An investor’s portfolio currently consists of 100% of stocks that have a mean return of 16.5% and an expected variance of 0.0324. The investor plans to diversify slightly by replacing 20% of her portfolio with U.S. Treasury bills that earn 4.75%. Assuming the investor diversifies, what are the expected return and expected standard deviation of the portfolio? ERPortfolio óPortfolio A) 10.63% 2.59% B) 10.63% 14.40% C) 14.15% 14.40% D) 14.15% 2.59%

D?

the correct answer is C Since Treasury bills (T-bills) are considered risk-free, we know that the standard deviation of this asset and the correlation between T-bills and the other stocks is 0. Thus, we can calculate the portfolio expected return and standard deviation. Step 1: Calculate the expected return Expected ReturnPortfolio = (wT-bills * ERT-bills) + (wStocks * ERStocks ) = (0.20) * (0.0475) + (1.00-0.20) * (0.165) = 0.1415, or 14.15%. Step 2: Calculate the expected standard deviation When combining a risk-free asset and a risky asset (or portfolio or risky assets), the equation for the standard deviation of ó1,2 = [(w12)( ó12) + (w22)( ó22) + 2w1w2 ó1 ó2ñ1,2]1/2 reduces to: ó1,2 = [(wStocks)( óStocks)] = 0.80 * 0.03241/2 = 0.14400, or 14.40%. (Remember to convert variance to standard deviation).

Well i seriously doubt this calculation > > Step 2: Calculate the expected standard deviation > When combining a risk-free asset and a risky asset > (or portfolio or risky assets), the equation for > the standard deviation of > ó1,2 = [(w12)( ó12) + (w22)( ó22) + 2w1w2 ó1 > ó2ñ1,2]1/2 why did you divide it by 2?? > reduces to: ó1,2 = [(wStocks)( óStocks)] = 0.80 * > 0.03241/2 = 0.14400, or 14.40%. even with this calculation im getting the answeras 1.29% >(Remember to > convert variance to standard deviation).

reema, I think the essence of this question is to get us to think of how to compute the std of a portfolio that includes a risk free asset. you compute the stock part of the formula the exact same way as you normally would: (w1)2 x (std)2 = (in this case they give us the variance, so we do not need to square the std) (.8)2 x (.0324) = .020736 – this equals the variance of the portfolio note: we do not add the weight of the risk free asset, because its std = 0 take the square root of .020736 – .144, and this equals the std of the port that includes risk and risk free assets. hope this helps.
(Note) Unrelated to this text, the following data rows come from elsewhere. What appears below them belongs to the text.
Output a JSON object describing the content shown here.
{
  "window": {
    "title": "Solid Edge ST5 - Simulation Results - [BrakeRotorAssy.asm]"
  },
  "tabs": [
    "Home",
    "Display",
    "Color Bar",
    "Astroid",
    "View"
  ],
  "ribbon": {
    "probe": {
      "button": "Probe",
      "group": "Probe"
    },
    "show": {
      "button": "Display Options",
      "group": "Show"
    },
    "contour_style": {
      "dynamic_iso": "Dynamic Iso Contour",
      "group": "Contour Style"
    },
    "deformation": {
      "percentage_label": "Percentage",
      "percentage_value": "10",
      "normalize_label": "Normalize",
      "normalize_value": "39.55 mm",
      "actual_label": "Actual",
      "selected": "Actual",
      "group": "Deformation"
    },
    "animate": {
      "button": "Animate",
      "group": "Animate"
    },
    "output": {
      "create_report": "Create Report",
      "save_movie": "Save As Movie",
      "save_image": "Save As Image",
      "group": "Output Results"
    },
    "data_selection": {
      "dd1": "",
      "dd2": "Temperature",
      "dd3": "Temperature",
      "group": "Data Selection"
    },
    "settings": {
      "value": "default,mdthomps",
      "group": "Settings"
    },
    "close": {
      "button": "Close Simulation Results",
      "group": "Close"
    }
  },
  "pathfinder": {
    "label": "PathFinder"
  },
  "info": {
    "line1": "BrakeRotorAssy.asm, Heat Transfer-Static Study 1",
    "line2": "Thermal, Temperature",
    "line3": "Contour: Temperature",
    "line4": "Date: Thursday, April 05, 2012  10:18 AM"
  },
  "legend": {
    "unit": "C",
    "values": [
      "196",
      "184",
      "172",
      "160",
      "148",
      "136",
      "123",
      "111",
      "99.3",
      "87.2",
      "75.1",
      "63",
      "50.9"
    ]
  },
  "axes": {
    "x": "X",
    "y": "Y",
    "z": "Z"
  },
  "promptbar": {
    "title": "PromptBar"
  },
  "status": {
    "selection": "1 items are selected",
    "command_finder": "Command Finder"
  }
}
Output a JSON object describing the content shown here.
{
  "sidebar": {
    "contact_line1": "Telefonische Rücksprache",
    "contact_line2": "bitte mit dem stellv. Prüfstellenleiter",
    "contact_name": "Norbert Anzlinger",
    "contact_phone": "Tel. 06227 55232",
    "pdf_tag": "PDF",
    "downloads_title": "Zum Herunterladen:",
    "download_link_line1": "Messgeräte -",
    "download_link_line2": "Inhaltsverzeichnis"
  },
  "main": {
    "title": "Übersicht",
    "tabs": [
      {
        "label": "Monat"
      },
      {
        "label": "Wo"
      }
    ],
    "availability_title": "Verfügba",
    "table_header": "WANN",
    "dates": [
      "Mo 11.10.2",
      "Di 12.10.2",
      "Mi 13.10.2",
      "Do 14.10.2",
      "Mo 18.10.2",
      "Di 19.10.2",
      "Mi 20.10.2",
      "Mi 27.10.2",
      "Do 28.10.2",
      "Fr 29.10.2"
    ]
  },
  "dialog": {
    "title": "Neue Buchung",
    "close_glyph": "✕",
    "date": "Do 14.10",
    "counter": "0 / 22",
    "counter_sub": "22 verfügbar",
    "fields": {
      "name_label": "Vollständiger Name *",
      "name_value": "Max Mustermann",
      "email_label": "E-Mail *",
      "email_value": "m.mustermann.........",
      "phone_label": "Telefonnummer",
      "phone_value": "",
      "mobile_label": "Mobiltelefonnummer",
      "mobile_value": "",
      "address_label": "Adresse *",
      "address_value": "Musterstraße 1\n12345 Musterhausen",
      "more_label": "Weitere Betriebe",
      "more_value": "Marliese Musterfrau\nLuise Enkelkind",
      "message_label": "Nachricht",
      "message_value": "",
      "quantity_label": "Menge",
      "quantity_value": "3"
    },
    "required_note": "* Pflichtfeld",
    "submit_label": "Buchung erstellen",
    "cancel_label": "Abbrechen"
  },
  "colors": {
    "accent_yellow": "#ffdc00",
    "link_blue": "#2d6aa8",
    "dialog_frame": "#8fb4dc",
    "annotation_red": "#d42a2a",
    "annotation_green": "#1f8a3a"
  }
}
To calculate the standard deviation of the new portfolio : 1. First calculate the STD for old portfolio - SQRT (0.0324) = 0.18 2. STD with the risk free asset is - 0.8 * 0.18 = 0.144 = 14.4% So the answer is C.

yancey Wrote: ------------------------------------------------------- > reema, > > I think the essence of this question is to get us > to think of how to compute the std of a portfolio > that includes a risk free asset. > > you compute the stock part of the formula the > exact same way as you normally would: > > (w1)2 x (std)2 = (in this case they give us the > variance, so we do not need to square the std) > > (.8)2 x (.0324) = .020736 – this equals the > variance of the portfolio > > note: we do not add the weight of the risk free > asset, because its std = 0 > > take the square root of .020736 – .144, and this > equals the std of the port that includes risk and > risk free assets. > > hope this helps. thanks yancey. got your point

in the case of addition of a risk free asset, the formula just boils down to std portfolio = std non risk free * weight non-risk free (when you take the sqrt) so 0.8 * .18 = .144 = 14.4%